Masterton Medical. PHOTO/FILE
The pressure on Wairarapa’s primary care sector is set to ease as five new doctors have been recruited in the region.
At the latest Community and Public Health Advisory Committee meeting, Wairarapa District Health Board planning and performance service development manager Fiona Chamberlain reported five general practitioners began working in the region in June and July, with other recruitment activities under way.
“Primary care has managed to recruit some more GPs, which is a really good start,” she said.
“We are under a lot of pressure, particularly in primary care and in hospital right now, significant pressure in relation to the demand that we’ve seen. I must commend primary care, they’ve had a busy, busy June.”
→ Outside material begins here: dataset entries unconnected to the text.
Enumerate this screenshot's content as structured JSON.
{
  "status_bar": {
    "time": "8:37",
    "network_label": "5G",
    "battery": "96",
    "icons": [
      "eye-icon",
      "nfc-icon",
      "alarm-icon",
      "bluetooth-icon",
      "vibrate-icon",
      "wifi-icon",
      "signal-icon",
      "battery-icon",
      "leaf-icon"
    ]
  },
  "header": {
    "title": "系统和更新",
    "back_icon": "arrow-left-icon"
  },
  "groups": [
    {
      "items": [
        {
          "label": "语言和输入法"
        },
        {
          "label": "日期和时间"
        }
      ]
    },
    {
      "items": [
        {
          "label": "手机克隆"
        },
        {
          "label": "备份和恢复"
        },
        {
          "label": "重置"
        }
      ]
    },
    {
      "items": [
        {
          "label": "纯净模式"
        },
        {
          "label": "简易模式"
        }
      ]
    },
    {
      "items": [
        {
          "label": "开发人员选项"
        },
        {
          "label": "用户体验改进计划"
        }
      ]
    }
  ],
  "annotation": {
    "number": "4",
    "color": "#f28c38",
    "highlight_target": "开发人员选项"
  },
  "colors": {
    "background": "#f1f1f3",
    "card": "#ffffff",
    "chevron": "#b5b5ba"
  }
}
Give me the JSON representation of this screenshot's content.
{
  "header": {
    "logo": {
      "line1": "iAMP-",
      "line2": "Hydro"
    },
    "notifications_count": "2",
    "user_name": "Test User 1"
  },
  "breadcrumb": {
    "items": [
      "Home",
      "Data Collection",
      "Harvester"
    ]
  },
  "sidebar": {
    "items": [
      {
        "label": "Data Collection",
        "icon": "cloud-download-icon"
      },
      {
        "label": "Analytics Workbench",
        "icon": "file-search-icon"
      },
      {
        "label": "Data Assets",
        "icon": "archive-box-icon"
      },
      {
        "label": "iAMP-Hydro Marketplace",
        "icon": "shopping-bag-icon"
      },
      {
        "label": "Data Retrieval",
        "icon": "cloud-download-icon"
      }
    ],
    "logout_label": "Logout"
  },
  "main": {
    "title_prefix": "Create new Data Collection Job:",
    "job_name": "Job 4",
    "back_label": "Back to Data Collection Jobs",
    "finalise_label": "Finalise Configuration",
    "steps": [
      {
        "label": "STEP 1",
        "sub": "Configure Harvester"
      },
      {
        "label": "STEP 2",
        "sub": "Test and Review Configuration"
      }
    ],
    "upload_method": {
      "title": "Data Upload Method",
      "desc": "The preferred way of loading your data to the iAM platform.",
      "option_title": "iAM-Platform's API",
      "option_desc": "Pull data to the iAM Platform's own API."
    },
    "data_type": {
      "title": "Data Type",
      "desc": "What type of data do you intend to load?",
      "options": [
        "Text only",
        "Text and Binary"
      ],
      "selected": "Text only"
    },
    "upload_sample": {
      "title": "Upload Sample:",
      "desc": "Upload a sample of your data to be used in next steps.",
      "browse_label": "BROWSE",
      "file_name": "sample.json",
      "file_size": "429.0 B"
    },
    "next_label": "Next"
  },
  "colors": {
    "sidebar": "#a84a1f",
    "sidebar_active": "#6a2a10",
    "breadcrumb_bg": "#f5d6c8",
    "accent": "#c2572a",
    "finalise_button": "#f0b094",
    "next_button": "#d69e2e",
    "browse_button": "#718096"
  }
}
The move to covid-19 Alert Level 2 had further impacted the sector, Chamberlain said.
“That demand on primary care in the middle of an already busy time with a stretched workforce has been really difficult.”
According to the paper presented by Chamberlain at the meeting, five general practices within Wairarapa had closed books to new enrolments, leaving just two remaining open.
There were 712 people on medical centre waiting lists at the time of the report.
Carterton Medical Centre had 76 people on its waiting list.
It would have a new GP beginning this month and was focused on recruiting a nurse practitioner after a resignation.
Whaiora Medical Centre, which had the largest waiting list at 352 people, was also expecting a new GP later this month and had recruited a receptionist.
It was also advertising for an additional practice nurse.
Greytown Medical Centre was in the process of recruiting a GP to cover parental leave, a nurse practitioner, a practice nurse, and an administrator.
Masterton Medical had successfully recruited three new GPs, with two starting in June and another due to start this month.
There were 254 people on its waiting list.
CPHAC committee member Justine Thorpe said at the meeting the practices had done well with their recruitment efforts.
“We just need to be constantly recruiting because someone’s always going to leave.”
Thorpe said Wairarapa health representatives would be meeting the Medical Council, along with representatives from Capital and Coast and Canterbury DHBs, to discuss candidates applying for the New Zealand Registration Examination [NZREX].
“They can actually do their four placements in the second year in the community [instead of a hospital], so actually, how do we practically make that work so that we can create a bit of a primary care pipeline?”
Along with recruitment and retention, workforce challenges noted by the report included increased staff sickness at this time of year, staff in need of annual leave but limited cover available, the ageing workforce, and an increase in swabbing and respiratory assessments over the past month due to change in alert levels and winter viruses.